In Organ Transplants
The use of immunosuppressive drugs in the organ transplant setting has become vital to the survival of the patient. This paper will discuss the importance of immunosuppressive drugs through the stages of induction therapy, maintenance therapy, and treatment of acute rejection. Categories of immunosuppressive drugs will be discussed in terms of each category’s action of stopping the acute rejection. Acute rejection will also be researched in order to better understand which immunosuppressive drug will intervene the rejection process and where. The purpose of the immune system in comparison to the purpose of immunosuppressive drugs will be compared; the immunosuppressive drugs leave the body defenseless.
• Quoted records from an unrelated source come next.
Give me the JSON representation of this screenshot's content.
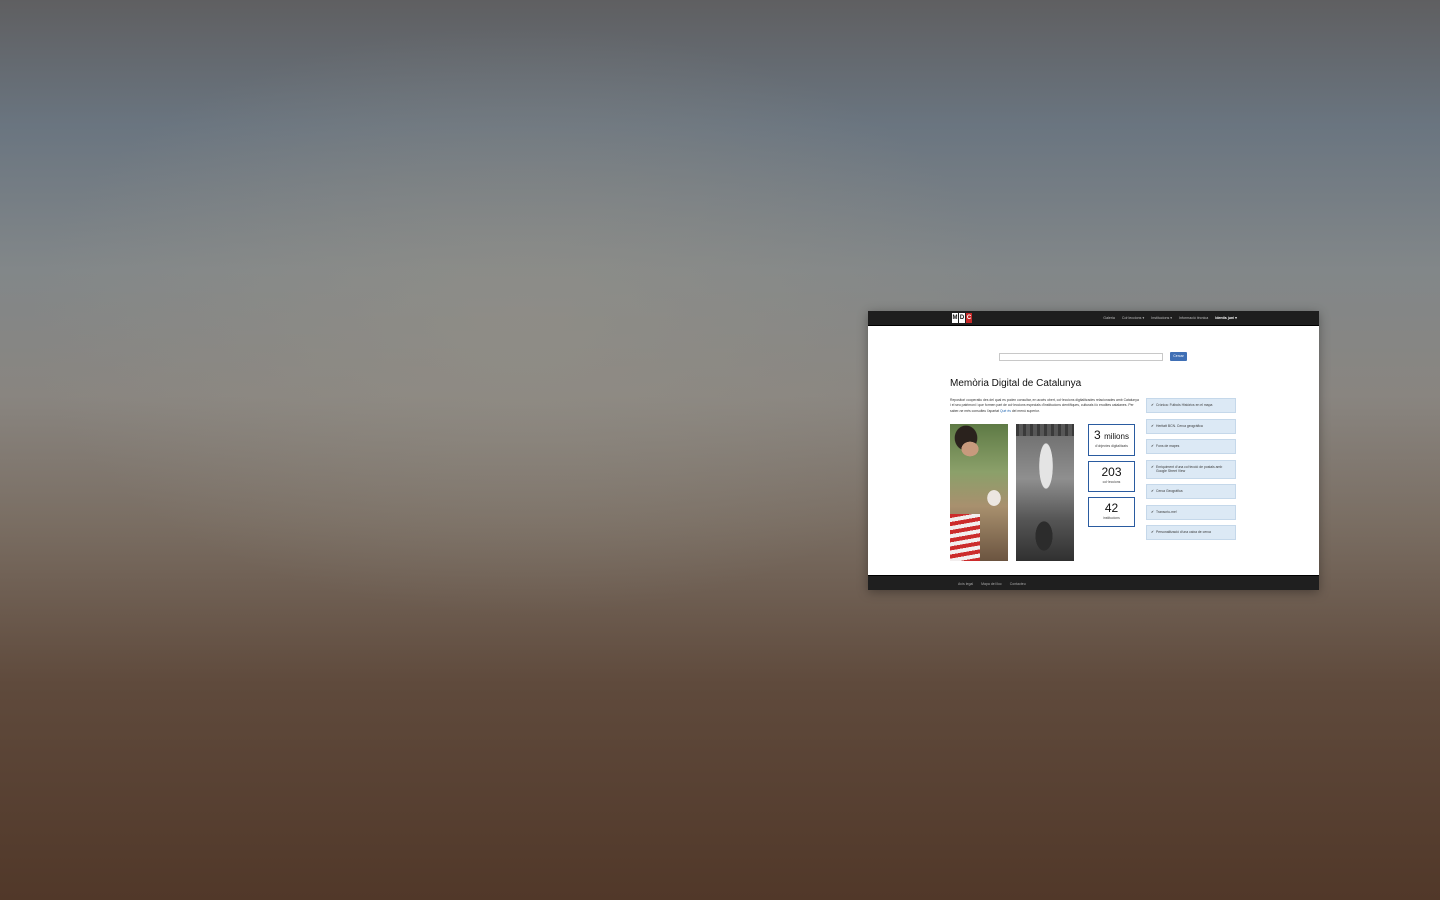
{
  "navbar": {
    "logo_letters": [
      "M",
      "D",
      "C"
    ],
    "items": [
      "Galeria",
      "Col·leccions ▾",
      "Institucions ▾",
      "Informació tècnica",
      "Identis juni ▾"
    ]
  },
  "search": {
    "placeholder": "",
    "button_label": "Cercar"
  },
  "title": "Memòria Digital de Catalunya",
  "intro": {
    "text": "Repositori cooperatiu des del qual es poden consultar, en accés obert, col·leccions digitalitzades relacionades amb Catalunya i el seu patrimoni i que formen part de col·leccions especials d'institucions científiques, culturals i/o erudites catalanes. Per saber-ne més consulteu l'apartat ",
    "link": "Què és",
    "suffix": " del menú superior."
  },
  "stats": [
    {
      "number": "3",
      "unit": "milions",
      "label": "d'objectes digitalitzats"
    },
    {
      "number": "203",
      "unit": "",
      "label": "col·leccions"
    },
    {
      "number": "42",
      "unit": "",
      "label": "institucions"
    }
  ],
  "features": [
    "Crònica: Futbols Històrics en el mapa",
    "Heritatt BCN. Cerca geogràfica",
    "Fons de mapes",
    "Enriquiment d'una col·lecció de postals amb Google Street View",
    "Cerca Geogràfica",
    "Transcriu-me!",
    "Personalització d'una caixa de cerca"
  ],
  "footer": {
    "links": [
      "Avís legal",
      "Mapa del lloc",
      "Contacteu"
    ]
  }
}
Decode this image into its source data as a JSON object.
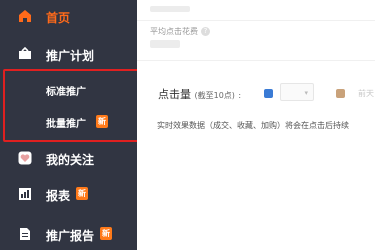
{
  "sidebar": {
    "items": [
      {
        "label": "首页",
        "icon": "home-icon",
        "active": true
      },
      {
        "label": "推广计划",
        "icon": "briefcase-icon"
      },
      {
        "label": "我的关注",
        "icon": "heart-icon"
      },
      {
        "label": "报表",
        "icon": "report-icon",
        "badge": "新"
      },
      {
        "label": "推广报告",
        "icon": "document-icon",
        "badge": "新"
      }
    ],
    "subitems": [
      {
        "label": "标准推广"
      },
      {
        "label": "批量推广",
        "badge": "新"
      }
    ]
  },
  "main": {
    "metric_label": "平均点击花费",
    "help_glyph": "?",
    "click_title": "点击量",
    "click_sub": "(截至10点)",
    "colon": ":",
    "select_arrow": "▾",
    "right_faint": "前天",
    "notice": "实时效果数据（成交、收藏、加购）将会在点击后持续"
  },
  "colors": {
    "sidebar_bg": "#313542",
    "accent": "#ff6a1a",
    "highlight": "#e02020",
    "series1": "#3a7bd5",
    "series2": "#c9a27a"
  }
}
However despite the downsides to immunosuppressive, emphasis will be shown to the importance of immunosuppressive drugs on the length, and quality of a transplant recipient’s life.
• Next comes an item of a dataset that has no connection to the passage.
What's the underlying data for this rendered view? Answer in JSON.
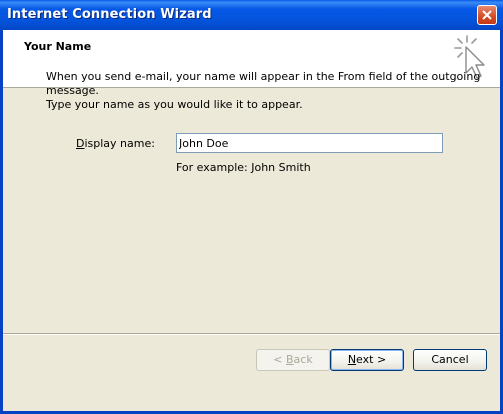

The Use of Immunosuppressive Drugs
In Organ Transplants
The body is similar to a soldier; it is programmed to recognize any threats to itself in order to defend itself from these things. Skin surrounds the body like a shield of armor, preventing anything unwanted from entering. What does manage to infiltrate the body will be examined by the immune system, then determined to be an ally or enemy. When a breach of security is detected, weapons are at the body’s disposal like any soldier. Cells, antibodies, macrophages and lymphocytes are simply a preview to the large arsenal the body contains. If recognized as a threat, the body will do anything in its power to destroy this substance and protect itself. Unfortunately for organ transplant recipients, transplants also fall into the category of a potential threat to the body. Transplants will trigger a natural response from the immune system to eliminate or neutralize the graft, a process known as rejection (Hoffman, Nelson, Drangstveit, Flynn, Watercott, and Zirbes 2006). Drugs known as immunosuppressive drugs are used to counter this process by weakening the immune system. Immunosuppressive drugs are essential to organ transplants and can be broken down into three types of therapy: induction, maintenance and rejection.
Induction therapy utilizes immunosuppressive drugs before and immediately after the transplant of an organ, or graft, to lessen the odds of acute rejection. Organ transplantation is the treatment of choice for patients with end stage organ failure (Hoffman et al. 2006). Aside from the emotional burden of the patient or the recipient’s medical condition, and the vexatious process of waiting lists, to receive an organ transplant, getting the body to comply with the organ itself is another story. The immune system response must be suppressed in order to prevent the occurrence of an occurrence immune system response against the allograft that is being recognized as “non-self” (Israeli, Yussim, Mor, Sredni, and Klein 2007). The risk of acute rejection is highest in the first 3 months after transplantation (Hoffman et al. 2006). Since the transplant is new to the body, and the risk for acute rejection is very high, the dosage of immunosuppressive drugs is very aggressive. The goal of using immunosuppressive drugs before and after the transplant procedure is to weaken the body’s immune system, making it unable to detect and attack the graft. This process can be seen as “blind-folding” the immune system, allowing he graft to “sneak” into the body and begin functioning. Although these drugs are not 100% effective, they serve as a symbol of hope for organ transplant recipients. Immunosuppressive drugs are continually administered to the transplant recipient for the continuance of their lives; however, dosage is greatly different depending on the state of their transplant.
Induction therapy is beginning to expand to prevention, as well as treatment with immunosuppressive drugs....